Assignment:
All of the entries are to be returned word for word.

[Excerpts from an interface dataset]
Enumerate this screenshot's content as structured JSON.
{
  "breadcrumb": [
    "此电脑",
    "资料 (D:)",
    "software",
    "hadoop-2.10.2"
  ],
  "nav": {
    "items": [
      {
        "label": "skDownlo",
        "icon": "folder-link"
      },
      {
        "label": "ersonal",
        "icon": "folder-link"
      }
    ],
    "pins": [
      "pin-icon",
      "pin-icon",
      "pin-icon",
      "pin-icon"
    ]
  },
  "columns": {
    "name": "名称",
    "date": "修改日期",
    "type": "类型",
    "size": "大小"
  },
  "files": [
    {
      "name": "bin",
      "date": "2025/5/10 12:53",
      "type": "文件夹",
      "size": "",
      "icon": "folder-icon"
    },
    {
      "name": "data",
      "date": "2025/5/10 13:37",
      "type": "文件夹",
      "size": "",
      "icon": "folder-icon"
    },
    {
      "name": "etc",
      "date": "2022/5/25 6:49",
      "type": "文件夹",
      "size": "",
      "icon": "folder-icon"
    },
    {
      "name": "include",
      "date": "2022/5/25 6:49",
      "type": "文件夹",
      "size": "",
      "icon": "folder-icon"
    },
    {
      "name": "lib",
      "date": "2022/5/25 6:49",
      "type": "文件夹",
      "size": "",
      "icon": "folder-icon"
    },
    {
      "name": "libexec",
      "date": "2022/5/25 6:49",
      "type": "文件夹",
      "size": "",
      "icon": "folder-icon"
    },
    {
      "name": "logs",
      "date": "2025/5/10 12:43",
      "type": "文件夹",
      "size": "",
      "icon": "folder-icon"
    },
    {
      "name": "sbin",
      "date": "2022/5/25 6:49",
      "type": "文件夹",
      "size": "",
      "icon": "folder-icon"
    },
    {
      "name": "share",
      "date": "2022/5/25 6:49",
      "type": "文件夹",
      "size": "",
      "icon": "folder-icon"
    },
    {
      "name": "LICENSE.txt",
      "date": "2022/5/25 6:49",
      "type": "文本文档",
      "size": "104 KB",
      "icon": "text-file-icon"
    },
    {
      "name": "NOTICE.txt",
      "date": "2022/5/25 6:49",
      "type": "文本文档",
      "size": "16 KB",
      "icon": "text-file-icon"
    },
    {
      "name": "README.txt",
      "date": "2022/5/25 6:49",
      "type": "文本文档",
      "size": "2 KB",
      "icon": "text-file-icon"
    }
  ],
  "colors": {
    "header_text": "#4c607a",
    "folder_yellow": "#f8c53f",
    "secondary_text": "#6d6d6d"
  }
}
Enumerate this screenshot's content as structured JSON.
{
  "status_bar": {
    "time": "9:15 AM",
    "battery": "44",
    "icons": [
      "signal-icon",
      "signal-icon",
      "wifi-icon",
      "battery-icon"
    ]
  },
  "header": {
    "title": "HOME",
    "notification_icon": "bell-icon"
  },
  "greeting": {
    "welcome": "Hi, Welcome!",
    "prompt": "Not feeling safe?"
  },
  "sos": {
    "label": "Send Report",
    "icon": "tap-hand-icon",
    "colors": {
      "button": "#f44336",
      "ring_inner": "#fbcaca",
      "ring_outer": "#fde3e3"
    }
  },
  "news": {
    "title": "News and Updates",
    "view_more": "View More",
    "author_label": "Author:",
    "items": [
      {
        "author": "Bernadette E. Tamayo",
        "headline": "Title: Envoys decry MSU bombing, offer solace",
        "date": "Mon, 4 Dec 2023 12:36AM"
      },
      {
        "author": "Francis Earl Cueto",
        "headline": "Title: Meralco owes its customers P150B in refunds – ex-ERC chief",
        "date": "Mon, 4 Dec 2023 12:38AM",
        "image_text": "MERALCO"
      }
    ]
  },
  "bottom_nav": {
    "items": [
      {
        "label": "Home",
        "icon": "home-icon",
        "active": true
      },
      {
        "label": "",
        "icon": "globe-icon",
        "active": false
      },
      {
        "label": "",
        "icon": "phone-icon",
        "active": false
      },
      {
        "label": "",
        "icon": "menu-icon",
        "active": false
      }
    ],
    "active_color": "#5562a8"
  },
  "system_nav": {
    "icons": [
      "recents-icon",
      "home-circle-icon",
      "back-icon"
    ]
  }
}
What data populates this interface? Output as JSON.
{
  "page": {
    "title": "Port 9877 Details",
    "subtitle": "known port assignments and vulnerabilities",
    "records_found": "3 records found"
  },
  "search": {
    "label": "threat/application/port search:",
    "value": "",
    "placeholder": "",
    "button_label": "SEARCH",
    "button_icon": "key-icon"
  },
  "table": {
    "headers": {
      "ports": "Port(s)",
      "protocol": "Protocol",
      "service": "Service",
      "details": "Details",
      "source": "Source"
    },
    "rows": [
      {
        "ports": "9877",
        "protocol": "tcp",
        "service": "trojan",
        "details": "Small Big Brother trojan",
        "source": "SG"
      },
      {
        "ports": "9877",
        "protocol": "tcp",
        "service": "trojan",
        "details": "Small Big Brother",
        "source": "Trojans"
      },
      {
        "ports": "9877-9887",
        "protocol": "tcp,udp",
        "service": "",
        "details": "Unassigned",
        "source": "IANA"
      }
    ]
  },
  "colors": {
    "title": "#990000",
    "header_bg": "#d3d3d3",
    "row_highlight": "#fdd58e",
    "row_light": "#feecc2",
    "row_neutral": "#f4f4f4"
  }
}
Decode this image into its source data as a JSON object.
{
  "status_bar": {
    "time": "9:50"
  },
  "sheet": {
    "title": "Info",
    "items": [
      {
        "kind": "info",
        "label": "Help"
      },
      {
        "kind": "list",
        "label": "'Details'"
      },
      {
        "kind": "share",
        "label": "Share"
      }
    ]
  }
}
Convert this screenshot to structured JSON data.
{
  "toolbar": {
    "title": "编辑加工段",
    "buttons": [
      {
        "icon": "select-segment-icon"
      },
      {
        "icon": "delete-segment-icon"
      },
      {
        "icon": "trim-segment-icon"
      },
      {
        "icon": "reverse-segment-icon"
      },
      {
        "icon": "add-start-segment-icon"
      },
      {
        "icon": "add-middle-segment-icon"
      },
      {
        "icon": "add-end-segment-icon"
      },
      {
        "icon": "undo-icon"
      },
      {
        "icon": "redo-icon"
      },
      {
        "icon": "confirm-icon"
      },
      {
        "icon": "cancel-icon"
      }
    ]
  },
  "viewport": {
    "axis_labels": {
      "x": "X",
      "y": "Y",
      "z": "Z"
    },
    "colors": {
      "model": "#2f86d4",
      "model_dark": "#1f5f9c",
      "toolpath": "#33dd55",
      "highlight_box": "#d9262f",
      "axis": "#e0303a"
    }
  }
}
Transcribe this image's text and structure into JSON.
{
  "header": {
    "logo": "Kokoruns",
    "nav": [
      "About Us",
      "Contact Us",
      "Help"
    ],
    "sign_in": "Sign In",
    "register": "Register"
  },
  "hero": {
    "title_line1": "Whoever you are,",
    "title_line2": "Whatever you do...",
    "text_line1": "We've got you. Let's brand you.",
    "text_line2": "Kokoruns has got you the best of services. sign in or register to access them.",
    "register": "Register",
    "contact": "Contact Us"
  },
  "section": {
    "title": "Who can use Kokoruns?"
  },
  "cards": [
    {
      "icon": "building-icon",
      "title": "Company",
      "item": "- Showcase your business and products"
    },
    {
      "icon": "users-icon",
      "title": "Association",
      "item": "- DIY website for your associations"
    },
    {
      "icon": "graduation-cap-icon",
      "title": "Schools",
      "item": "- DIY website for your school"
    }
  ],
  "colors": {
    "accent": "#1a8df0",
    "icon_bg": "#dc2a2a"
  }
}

Task solution:
Enumerate this screenshot's content as structured JSON.
{
  "breadcrumb": [
    "此电脑",
    "资料 (D:)",
    "software",
    "hadoop-2.10.2"
  ],
  "nav": {
    "items": [
      {
        "label": "skDownlo",
        "icon": "folder-link"
      },
      {
        "label": "ersonal",
        "icon": "folder-link"
      }
    ],
    "pins": [
      "pin-icon",
      "pin-icon",
      "pin-icon",
      "pin-icon"
    ]
  },
  "columns": {
    "name": "名称",
    "date": "修改日期",
    "type": "类型",
    "size": "大小"
  },
  "files": [
    {
      "name": "bin",
      "date": "2025/5/10 12:53",
      "type": "文件夹",
      "size": "",
      "icon": "folder-icon"
    },
    {
      "name": "data",
      "date": "2025/5/10 13:37",
      "type": "文件夹",
      "size": "",
      "icon": "folder-icon"
    },
    {
      "name": "etc",
      "date": "2022/5/25 6:49",
      "type": "文件夹",
      "size": "",
      "icon": "folder-icon"
    },
    {
      "name": "include",
      "date": "2022/5/25 6:49",
      "type": "文件夹",
      "size": "",
      "icon": "folder-icon"
    },
    {
      "name": "lib",
      "date": "2022/5/25 6:49",
      "type": "文件夹",
      "size": "",
      "icon": "folder-icon"
    },
    {
      "name": "libexec",
      "date": "2022/5/25 6:49",
      "type": "文件夹",
      "size": "",
      "icon": "folder-icon"
    },
    {
      "name": "logs",
      "date": "2025/5/10 12:43",
      "type": "文件夹",
      "size": "",
      "icon": "folder-icon"
    },
    {
      "name": "sbin",
      "date": "2022/5/25 6:49",
      "type": "文件夹",
      "size": "",
      "icon": "folder-icon"
    },
    {
      "name": "share",
      "date": "2022/5/25 6:49",
      "type": "文件夹",
      "size": "",
      "icon": "folder-icon"
    },
    {
      "name": "LICENSE.txt",
      "date": "2022/5/25 6:49",
      "type": "文本文档",
      "size": "104 KB",
      "icon": "text-file-icon"
    },
    {
      "name": "NOTICE.txt",
      "date": "2022/5/25 6:49",
      "type": "文本文档",
      "size": "16 KB",
      "icon": "text-file-icon"
    },
    {
      "name": "README.txt",
      "date": "2022/5/25 6:49",
      "type": "文本文档",
      "size": "2 KB",
      "icon": "text-file-icon"
    }
  ],
  "colors": {
    "header_text": "#4c607a",
    "folder_yellow": "#f8c53f",
    "secondary_text": "#6d6d6d"
  }
}
Enumerate this screenshot's content as structured JSON.
{
  "status_bar": {
    "time": "9:15 AM",
    "battery": "44",
    "icons": [
      "signal-icon",
      "signal-icon",
      "wifi-icon",
      "battery-icon"
    ]
  },
  "header": {
    "title": "HOME",
    "notification_icon": "bell-icon"
  },
  "greeting": {
    "welcome": "Hi, Welcome!",
    "prompt": "Not feeling safe?"
  },
  "sos": {
    "label": "Send Report",
    "icon": "tap-hand-icon",
    "colors": {
      "button": "#f44336",
      "ring_inner": "#fbcaca",
      "ring_outer": "#fde3e3"
    }
  },
  "news": {
    "title": "News and Updates",
    "view_more": "View More",
    "author_label": "Author:",
    "items": [
      {
        "author": "Bernadette E. Tamayo",
        "headline": "Title: Envoys decry MSU bombing, offer solace",
        "date": "Mon, 4 Dec 2023 12:36AM"
      },
      {
        "author": "Francis Earl Cueto",
        "headline": "Title: Meralco owes its customers P150B in refunds – ex-ERC chief",
        "date": "Mon, 4 Dec 2023 12:38AM",
        "image_text": "MERALCO"
      }
    ]
  },
  "bottom_nav": {
    "items": [
      {
        "label": "Home",
        "icon": "home-icon",
        "active": true
      },
      {
        "label": "",
        "icon": "globe-icon",
        "active": false
      },
      {
        "label": "",
        "icon": "phone-icon",
        "active": false
      },
      {
        "label": "",
        "icon": "menu-icon",
        "active": false
      }
    ],
    "active_color": "#5562a8"
  },
  "system_nav": {
    "icons": [
      "recents-icon",
      "home-circle-icon",
      "back-icon"
    ]
  }
}
What data populates this interface? Output as JSON.
{
  "page": {
    "title": "Port 9877 Details",
    "subtitle": "known port assignments and vulnerabilities",
    "records_found": "3 records found"
  },
  "search": {
    "label": "threat/application/port search:",
    "value": "",
    "placeholder": "",
    "button_label": "SEARCH",
    "button_icon": "key-icon"
  },
  "table": {
    "headers": {
      "ports": "Port(s)",
      "protocol": "Protocol",
      "service": "Service",
      "details": "Details",
      "source": "Source"
    },
    "rows": [
      {
        "ports": "9877",
        "protocol": "tcp",
        "service": "trojan",
        "details": "Small Big Brother trojan",
        "source": "SG"
      },
      {
        "ports": "9877",
        "protocol": "tcp",
        "service": "trojan",
        "details": "Small Big Brother",
        "source": "Trojans"
      },
      {
        "ports": "9877-9887",
        "protocol": "tcp,udp",
        "service": "",
        "details": "Unassigned",
        "source": "IANA"
      }
    ]
  },
  "colors": {
    "title": "#990000",
    "header_bg": "#d3d3d3",
    "row_highlight": "#fdd58e",
    "row_light": "#feecc2",
    "row_neutral": "#f4f4f4"
  }
}
Decode this image into its source data as a JSON object.
{
  "status_bar": {
    "time": "9:50"
  },
  "sheet": {
    "title": "Info",
    "items": [
      {
        "kind": "info",
        "label": "Help"
      },
      {
        "kind": "list",
        "label": "'Details'"
      },
      {
        "kind": "share",
        "label": "Share"
      }
    ]
  }
}
Convert this screenshot to structured JSON data.
{
  "toolbar": {
    "title": "编辑加工段",
    "buttons": [
      {
        "icon": "select-segment-icon"
      },
      {
        "icon": "delete-segment-icon"
      },
      {
        "icon": "trim-segment-icon"
      },
      {
        "icon": "reverse-segment-icon"
      },
      {
        "icon": "add-start-segment-icon"
      },
      {
        "icon": "add-middle-segment-icon"
      },
      {
        "icon": "add-end-segment-icon"
      },
      {
        "icon": "undo-icon"
      },
      {
        "icon": "redo-icon"
      },
      {
        "icon": "confirm-icon"
      },
      {
        "icon": "cancel-icon"
      }
    ]
  },
  "viewport": {
    "axis_labels": {
      "x": "X",
      "y": "Y",
      "z": "Z"
    },
    "colors": {
      "model": "#2f86d4",
      "model_dark": "#1f5f9c",
      "toolpath": "#33dd55",
      "highlight_box": "#d9262f",
      "axis": "#e0303a"
    }
  }
}
Transcribe this image's text and structure into JSON.
{
  "header": {
    "logo": "Kokoruns",
    "nav": [
      "About Us",
      "Contact Us",
      "Help"
    ],
    "sign_in": "Sign In",
    "register": "Register"
  },
  "hero": {
    "title_line1": "Whoever you are,",
    "title_line2": "Whatever you do...",
    "text_line1": "We've got you. Let's brand you.",
    "text_line2": "Kokoruns has got you the best of services. sign in or register to access them.",
    "register": "Register",
    "contact": "Contact Us"
  },
  "section": {
    "title": "Who can use Kokoruns?"
  },
  "cards": [
    {
      "icon": "building-icon",
      "title": "Company",
      "item": "- Showcase your business and products"
    },
    {
      "icon": "users-icon",
      "title": "Association",
      "item": "- DIY website for your associations"
    },
    {
      "icon": "graduation-cap-icon",
      "title": "Schools",
      "item": "- DIY website for your school"
    }
  ],
  "colors": {
    "accent": "#1a8df0",
    "icon_bg": "#dc2a2a"
  }
}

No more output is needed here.